In the face of this reality, industrial-policy champions have only two possible responses if they wish to defend industrial policy as being good for the country. One response is that the market is unreliable and its knowledge distorted. To those persons who offer this response it’s important to put this question: how do you know? What source of knowledge do you have that tells you with sufficient clarity that the knowledge conveyed by market signals is so defective that a government-engineered resource reallocation will improve the welfare of the people of the country?
If you ask this question you’ll get no good answer. Proponents of industrial policy ultimately are guided only by their personal tastes, preferences, prejudices, and hunches.
A second possible response from industrial-policy proponents is to concede that market prices and asset values accurately reflect today’s relative valuations of different outputs and resource scarcities, but then to assert that these prices and asset values reflect only current preferences and knowledge; because (the response proceeds) people today don’t fully appreciate how much better the economy would be with a different pattern of resource use and mix of economic outputs, today’s prices tell us nothing about what the ‘correct’ pattern of resource allocation should be tomorrow. Industrial-policy proponents insist that when government reallocates resources in accordance with industrial-policy plans, only then will market participants come to realize how much better the new resource-allocation pattern is compared to the pattern that would arise absent government intervention.
To this response, too, it’s important to ask the industrial-policy proponent: how do you know? What source of information do you have to assure you that you know better than do your countless fellow citizens, who today spend and invest their own money, what will be best tomorrow for these fellow citizens, nearly all of whom are to you strangers?

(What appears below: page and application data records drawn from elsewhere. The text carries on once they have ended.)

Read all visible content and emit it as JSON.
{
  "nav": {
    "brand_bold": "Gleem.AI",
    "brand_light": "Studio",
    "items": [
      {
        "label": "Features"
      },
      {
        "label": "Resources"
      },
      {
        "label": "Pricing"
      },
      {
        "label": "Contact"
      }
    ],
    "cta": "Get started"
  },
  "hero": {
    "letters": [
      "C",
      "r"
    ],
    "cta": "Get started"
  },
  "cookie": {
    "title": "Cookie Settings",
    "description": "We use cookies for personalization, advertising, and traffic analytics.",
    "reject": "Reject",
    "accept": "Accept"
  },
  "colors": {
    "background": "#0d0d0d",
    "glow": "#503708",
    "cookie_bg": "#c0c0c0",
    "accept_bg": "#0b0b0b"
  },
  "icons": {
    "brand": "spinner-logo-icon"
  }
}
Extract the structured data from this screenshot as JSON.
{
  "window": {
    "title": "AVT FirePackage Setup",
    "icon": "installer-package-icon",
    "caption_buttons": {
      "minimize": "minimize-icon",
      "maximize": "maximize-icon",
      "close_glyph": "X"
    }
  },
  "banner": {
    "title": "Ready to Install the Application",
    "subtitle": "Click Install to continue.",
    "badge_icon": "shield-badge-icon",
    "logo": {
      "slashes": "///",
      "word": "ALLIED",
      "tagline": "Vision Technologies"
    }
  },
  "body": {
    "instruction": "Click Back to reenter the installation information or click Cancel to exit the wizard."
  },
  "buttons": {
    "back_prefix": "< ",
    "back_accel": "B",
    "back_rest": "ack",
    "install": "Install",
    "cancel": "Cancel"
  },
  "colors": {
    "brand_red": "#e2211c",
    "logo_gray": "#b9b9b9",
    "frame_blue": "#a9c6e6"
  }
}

Again, you’ll get no answer that satisfies. Whatever answer you do get will, upon examination, be seen to amount only to this: “I just have a feeling that I’m right that my industrial policy will improve the country!”
Prices, asset values, and profits and losses determined in open markets in which people spend and invest their own (and only their own) money are the only sources of information in a modern economy about which resource uses are worthwhile and which resource uses aren’t worthwhile. Because of the knowledge problem, no government interventions that censor, ignore, mute, dim, or override these sources of information can credibly promise to improve the overall performance of the economy.
The only way in which the knowledge problem would not be a problem for industrial-policy proponents is if they were to say “We want to achieve our desired particular outcomes and let the rest of the country be damned! We don’t care if the result for the country as a whole is good or bad.” Let industrial-policy proponents say this, and I’ll then agree with Alex Salter that industrial policy is not subject to the knowledge problem.
This article, Industrial Policy Does Indeed Fall Victim to the Knowledge Problem, was originally published by the American Institute for Economic Research and appears here with permission. Please support their efforts.